■ WHAT IS BEING ASKED
Exactly as written, give back every record below.

··· RECORDS FOR THE TASK ···

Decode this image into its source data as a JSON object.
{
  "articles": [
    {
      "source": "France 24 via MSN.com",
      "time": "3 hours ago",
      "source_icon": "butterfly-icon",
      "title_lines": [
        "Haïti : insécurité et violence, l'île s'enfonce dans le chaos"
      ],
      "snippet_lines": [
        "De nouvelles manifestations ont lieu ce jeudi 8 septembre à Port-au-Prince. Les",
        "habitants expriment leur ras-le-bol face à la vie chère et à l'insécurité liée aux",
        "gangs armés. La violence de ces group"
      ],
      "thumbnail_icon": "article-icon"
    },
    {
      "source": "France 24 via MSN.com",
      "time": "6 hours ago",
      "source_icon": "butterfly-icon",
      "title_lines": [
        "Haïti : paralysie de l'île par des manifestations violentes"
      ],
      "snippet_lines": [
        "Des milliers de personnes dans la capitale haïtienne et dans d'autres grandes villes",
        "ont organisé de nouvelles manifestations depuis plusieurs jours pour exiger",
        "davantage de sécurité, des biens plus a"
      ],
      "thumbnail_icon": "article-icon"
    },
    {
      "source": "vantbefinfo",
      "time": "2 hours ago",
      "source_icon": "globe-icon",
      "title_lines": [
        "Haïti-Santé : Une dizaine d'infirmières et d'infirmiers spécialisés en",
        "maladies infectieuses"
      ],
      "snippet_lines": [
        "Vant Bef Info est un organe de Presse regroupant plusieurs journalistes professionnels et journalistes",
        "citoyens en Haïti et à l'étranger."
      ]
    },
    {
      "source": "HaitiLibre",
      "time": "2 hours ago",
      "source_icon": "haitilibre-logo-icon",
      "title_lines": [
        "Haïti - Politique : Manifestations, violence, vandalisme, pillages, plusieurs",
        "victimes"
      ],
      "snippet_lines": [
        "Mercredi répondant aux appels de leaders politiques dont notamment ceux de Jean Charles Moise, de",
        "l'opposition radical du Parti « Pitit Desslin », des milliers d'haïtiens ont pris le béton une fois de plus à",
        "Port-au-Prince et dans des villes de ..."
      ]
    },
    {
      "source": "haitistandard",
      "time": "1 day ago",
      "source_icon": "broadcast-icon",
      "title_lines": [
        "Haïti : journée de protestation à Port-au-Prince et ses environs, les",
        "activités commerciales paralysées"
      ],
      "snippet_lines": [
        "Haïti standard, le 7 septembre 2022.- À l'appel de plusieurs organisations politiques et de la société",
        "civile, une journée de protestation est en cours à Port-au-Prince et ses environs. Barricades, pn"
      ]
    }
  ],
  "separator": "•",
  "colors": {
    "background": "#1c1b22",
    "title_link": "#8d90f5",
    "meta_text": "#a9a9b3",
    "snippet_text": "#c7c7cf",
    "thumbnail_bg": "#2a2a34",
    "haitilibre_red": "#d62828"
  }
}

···

■ EXERCISE RESULT
Decode this image into its source data as a JSON object.
{
  "articles": [
    {
      "source": "France 24 via MSN.com",
      "time": "3 hours ago",
      "source_icon": "butterfly-icon",
      "title_lines": [
        "Haïti : insécurité et violence, l'île s'enfonce dans le chaos"
      ],
      "snippet_lines": [
        "De nouvelles manifestations ont lieu ce jeudi 8 septembre à Port-au-Prince. Les",
        "habitants expriment leur ras-le-bol face à la vie chère et à l'insécurité liée aux",
        "gangs armés. La violence de ces group"
      ],
      "thumbnail_icon": "article-icon"
    },
    {
      "source": "France 24 via MSN.com",
      "time": "6 hours ago",
      "source_icon": "butterfly-icon",
      "title_lines": [
        "Haïti : paralysie de l'île par des manifestations violentes"
      ],
      "snippet_lines": [
        "Des milliers de personnes dans la capitale haïtienne et dans d'autres grandes villes",
        "ont organisé de nouvelles manifestations depuis plusieurs jours pour exiger",
        "davantage de sécurité, des biens plus a"
      ],
      "thumbnail_icon": "article-icon"
    },
    {
      "source": "vantbefinfo",
      "time": "2 hours ago",
      "source_icon": "globe-icon",
      "title_lines": [
        "Haïti-Santé : Une dizaine d'infirmières et d'infirmiers spécialisés en",
        "maladies infectieuses"
      ],
      "snippet_lines": [
        "Vant Bef Info est un organe de Presse regroupant plusieurs journalistes professionnels et journalistes",
        "citoyens en Haïti et à l'étranger."
      ]
    },
    {
      "source": "HaitiLibre",
      "time": "2 hours ago",
      "source_icon": "haitilibre-logo-icon",
      "title_lines": [
        "Haïti - Politique : Manifestations, violence, vandalisme, pillages, plusieurs",
        "victimes"
      ],
      "snippet_lines": [
        "Mercredi répondant aux appels de leaders politiques dont notamment ceux de Jean Charles Moise, de",
        "l'opposition radical du Parti « Pitit Desslin », des milliers d'haïtiens ont pris le béton une fois de plus à",
        "Port-au-Prince et dans des villes de ..."
      ]
    },
    {
      "source": "haitistandard",
      "time": "1 day ago",
      "source_icon": "broadcast-icon",
      "title_lines": [
        "Haïti : journée de protestation à Port-au-Prince et ses environs, les",
        "activités commerciales paralysées"
      ],
      "snippet_lines": [
        "Haïti standard, le 7 septembre 2022.- À l'appel de plusieurs organisations politiques et de la société",
        "civile, une journée de protestation est en cours à Port-au-Prince et ses environs. Barricades, pn"
      ]
    }
  ],
  "separator": "•",
  "colors": {
    "background": "#1c1b22",
    "title_link": "#8d90f5",
    "meta_text": "#a9a9b3",
    "snippet_text": "#c7c7cf",
    "thumbnail_bg": "#2a2a34",
    "haitilibre_red": "#d62828"
  }
}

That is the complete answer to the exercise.